As a result, high school was a stone blast. I played football in the fall, then spent the winter playing in a succession of garage bands, going to concerts, playing a few gigs here and there, then I'd spend three weeks in the spring back practicing football.
As for girls, well, I recall what Eddie Van Halen said about playing the guitar. He said, "When I got good, I got all the pussy I wanted."
I never got "good," but that didn't matter. I was a big guy, nice-looking and I played guitar in a band. So, yeah, I got laid early and often in high school.
And nothing changed at USF, except the women got better looking and more adventurous.

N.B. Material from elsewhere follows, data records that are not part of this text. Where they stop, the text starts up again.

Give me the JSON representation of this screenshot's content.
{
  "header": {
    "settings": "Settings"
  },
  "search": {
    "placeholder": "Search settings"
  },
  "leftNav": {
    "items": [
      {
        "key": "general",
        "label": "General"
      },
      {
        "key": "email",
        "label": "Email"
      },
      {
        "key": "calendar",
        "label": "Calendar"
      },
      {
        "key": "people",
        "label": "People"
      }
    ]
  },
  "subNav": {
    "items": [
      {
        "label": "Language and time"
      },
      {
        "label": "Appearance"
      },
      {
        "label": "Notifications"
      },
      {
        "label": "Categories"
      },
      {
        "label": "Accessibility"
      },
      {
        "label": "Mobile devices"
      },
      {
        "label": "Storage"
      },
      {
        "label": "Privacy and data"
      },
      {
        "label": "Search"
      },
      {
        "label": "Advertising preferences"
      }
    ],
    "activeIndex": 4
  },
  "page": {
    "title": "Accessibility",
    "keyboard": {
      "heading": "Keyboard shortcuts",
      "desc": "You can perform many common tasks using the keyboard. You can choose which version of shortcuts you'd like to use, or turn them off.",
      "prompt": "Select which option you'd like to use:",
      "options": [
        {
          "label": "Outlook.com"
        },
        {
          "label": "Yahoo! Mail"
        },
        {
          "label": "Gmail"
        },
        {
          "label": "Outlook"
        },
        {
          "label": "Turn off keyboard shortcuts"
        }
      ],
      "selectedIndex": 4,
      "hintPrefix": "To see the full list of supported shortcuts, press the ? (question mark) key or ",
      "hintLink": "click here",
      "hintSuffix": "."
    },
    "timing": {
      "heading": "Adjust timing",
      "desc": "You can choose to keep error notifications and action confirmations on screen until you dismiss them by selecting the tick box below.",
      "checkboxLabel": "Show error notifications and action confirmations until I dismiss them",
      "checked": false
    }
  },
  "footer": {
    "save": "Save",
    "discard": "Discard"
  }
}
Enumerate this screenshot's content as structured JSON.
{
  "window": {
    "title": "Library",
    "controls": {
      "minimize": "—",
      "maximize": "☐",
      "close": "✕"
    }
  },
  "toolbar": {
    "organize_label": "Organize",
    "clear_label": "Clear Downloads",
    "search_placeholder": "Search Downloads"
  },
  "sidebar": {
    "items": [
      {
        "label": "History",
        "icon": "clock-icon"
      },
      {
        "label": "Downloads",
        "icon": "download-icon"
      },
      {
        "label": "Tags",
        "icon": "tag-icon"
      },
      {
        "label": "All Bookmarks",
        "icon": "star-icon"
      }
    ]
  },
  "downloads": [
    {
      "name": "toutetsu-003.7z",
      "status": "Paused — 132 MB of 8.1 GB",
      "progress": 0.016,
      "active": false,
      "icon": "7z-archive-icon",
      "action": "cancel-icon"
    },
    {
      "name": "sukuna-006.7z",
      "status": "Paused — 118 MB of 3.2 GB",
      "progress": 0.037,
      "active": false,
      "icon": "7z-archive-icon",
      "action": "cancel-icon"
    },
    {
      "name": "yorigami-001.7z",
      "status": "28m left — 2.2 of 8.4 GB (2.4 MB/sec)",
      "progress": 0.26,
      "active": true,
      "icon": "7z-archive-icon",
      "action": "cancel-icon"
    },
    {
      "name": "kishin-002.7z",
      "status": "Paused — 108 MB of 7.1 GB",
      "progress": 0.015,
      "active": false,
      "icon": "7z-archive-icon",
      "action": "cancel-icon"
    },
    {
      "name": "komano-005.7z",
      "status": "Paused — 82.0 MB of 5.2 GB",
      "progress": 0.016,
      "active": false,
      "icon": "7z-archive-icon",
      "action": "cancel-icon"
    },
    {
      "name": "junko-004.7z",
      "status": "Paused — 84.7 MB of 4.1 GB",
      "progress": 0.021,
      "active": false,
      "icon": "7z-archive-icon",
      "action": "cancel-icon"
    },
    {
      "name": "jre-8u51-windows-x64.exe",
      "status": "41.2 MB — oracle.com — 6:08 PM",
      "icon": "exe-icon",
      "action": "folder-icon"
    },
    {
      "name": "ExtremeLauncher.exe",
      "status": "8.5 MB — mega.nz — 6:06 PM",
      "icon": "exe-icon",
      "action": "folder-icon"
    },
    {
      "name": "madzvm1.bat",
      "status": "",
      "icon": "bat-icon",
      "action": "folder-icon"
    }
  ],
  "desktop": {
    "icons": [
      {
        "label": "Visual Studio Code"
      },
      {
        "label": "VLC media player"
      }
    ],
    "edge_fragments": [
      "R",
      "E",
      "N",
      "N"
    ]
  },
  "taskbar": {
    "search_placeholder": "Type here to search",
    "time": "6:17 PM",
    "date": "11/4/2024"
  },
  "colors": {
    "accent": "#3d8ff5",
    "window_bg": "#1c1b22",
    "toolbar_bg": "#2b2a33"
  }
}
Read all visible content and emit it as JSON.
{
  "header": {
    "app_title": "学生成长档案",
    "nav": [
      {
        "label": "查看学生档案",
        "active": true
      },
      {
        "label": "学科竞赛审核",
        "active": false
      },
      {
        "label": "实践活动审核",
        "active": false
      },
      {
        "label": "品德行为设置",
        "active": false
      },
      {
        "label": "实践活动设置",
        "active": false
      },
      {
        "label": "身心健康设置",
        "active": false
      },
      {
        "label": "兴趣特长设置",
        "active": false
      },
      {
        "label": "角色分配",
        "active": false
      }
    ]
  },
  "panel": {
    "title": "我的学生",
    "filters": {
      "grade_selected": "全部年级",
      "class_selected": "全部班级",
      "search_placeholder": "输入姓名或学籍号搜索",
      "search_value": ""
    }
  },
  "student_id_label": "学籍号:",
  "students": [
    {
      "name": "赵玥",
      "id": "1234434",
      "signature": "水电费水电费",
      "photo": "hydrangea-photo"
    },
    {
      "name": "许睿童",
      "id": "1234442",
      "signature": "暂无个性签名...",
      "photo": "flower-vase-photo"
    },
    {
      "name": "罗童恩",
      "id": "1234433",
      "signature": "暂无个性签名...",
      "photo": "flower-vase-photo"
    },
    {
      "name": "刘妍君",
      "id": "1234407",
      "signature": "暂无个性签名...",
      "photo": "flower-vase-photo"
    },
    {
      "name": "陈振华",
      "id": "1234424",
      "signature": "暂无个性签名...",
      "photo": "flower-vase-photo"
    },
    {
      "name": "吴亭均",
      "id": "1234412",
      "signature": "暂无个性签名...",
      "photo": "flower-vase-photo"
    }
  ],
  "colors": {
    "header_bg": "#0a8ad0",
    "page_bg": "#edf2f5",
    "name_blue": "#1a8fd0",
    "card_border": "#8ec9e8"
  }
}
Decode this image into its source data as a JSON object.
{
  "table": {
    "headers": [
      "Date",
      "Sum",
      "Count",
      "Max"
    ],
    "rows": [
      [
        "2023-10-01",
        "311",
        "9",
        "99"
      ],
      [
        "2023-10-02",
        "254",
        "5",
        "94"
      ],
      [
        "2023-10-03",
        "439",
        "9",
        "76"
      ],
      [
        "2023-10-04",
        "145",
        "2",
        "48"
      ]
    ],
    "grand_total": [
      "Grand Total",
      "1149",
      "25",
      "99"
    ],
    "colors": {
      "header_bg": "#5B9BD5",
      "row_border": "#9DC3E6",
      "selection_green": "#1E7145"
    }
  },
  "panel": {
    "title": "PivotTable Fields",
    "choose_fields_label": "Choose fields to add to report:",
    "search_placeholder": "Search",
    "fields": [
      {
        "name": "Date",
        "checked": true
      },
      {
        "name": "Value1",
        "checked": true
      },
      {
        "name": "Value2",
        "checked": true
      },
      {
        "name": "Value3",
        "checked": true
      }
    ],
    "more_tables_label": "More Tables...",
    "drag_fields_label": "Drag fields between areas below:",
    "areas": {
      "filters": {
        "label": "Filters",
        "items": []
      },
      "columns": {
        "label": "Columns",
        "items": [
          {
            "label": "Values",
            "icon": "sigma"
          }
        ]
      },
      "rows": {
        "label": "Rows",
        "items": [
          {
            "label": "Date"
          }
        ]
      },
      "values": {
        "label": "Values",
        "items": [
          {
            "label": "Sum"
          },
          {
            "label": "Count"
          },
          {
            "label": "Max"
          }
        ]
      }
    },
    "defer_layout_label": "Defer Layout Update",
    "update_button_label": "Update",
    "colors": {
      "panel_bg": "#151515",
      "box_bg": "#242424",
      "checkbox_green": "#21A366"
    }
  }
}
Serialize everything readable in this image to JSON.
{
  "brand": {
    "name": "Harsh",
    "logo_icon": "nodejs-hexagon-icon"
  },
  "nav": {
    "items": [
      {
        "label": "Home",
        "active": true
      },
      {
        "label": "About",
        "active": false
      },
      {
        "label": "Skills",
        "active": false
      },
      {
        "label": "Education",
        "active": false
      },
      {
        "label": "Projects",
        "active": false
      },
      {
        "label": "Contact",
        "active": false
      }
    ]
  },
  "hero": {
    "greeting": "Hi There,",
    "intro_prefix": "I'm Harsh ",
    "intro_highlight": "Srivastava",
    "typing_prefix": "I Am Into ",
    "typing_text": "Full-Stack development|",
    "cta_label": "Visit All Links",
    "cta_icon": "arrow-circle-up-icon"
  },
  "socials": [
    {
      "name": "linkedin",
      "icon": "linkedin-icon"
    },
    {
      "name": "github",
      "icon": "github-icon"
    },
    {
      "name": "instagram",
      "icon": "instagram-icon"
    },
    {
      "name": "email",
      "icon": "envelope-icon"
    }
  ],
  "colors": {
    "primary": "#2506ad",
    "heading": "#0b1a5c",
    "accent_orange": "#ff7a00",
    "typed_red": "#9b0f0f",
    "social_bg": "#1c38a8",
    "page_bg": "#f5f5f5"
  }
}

It was during the semester break my junior year that everything changed. I was at a Dead show at the Coliseum in Oakland during the New Year's run in 1980, and the guy I was with started having a bad trip.
I think maybe he got into some bad mushrooms or something, because he got sick and was really seeing some weird shit. I never cared much for shrooms, I guess, because I had to eat a fair amount before they affected me, and they always made me nauseous.
LSD, on the other hand, I could gobble like aspirin, and during that period in my life, I never went to Dead show (or any other concert) without tripping my ass off.
That night, I was just starting to peak, and I had no clue how to deal with my buddy. I'd never seen anybody freak out like that, and I was looking around in a mounting panic when this woman came over to us and took over the situation.
As she talked my friend into a calmer state of mind, I checked her out, and I could feel my groin tingling as I watched her. After she got him calmed down, she gave me a very sardonic look, maybe because she knew I'd been checking her out.
Why wouldn't I? She was wearing a tight sweater, and her unfettered tits were jiggling nicely -- and noticeably -- under that sweater. She also had on a low-slung peasant skirt and sandals. Even at the first, I was mesmerized.
"I'm Maggie," she said with laughter in her voice. "Maggie May Cortes. And you are?"
"Chris Wilson," I said. "My pleasure."
We started chatting, and the next thing I knew we were dancing together as the show reached a crescendo.
When it was over, Maggie offered to help me get my friend home securely. He was still a little shaky, and I was grateful for the help. I was also still feeling the effects of my own acid intake, one of which was intense arousal.
"What about the people you came to with?" I asked, not wanting to intrude on her scene.
"Oh, I didn't come with anybody special," she said. "Just people from around. Besides, I'd rather take you home and fuck your brains out."
.... There is more of this story ...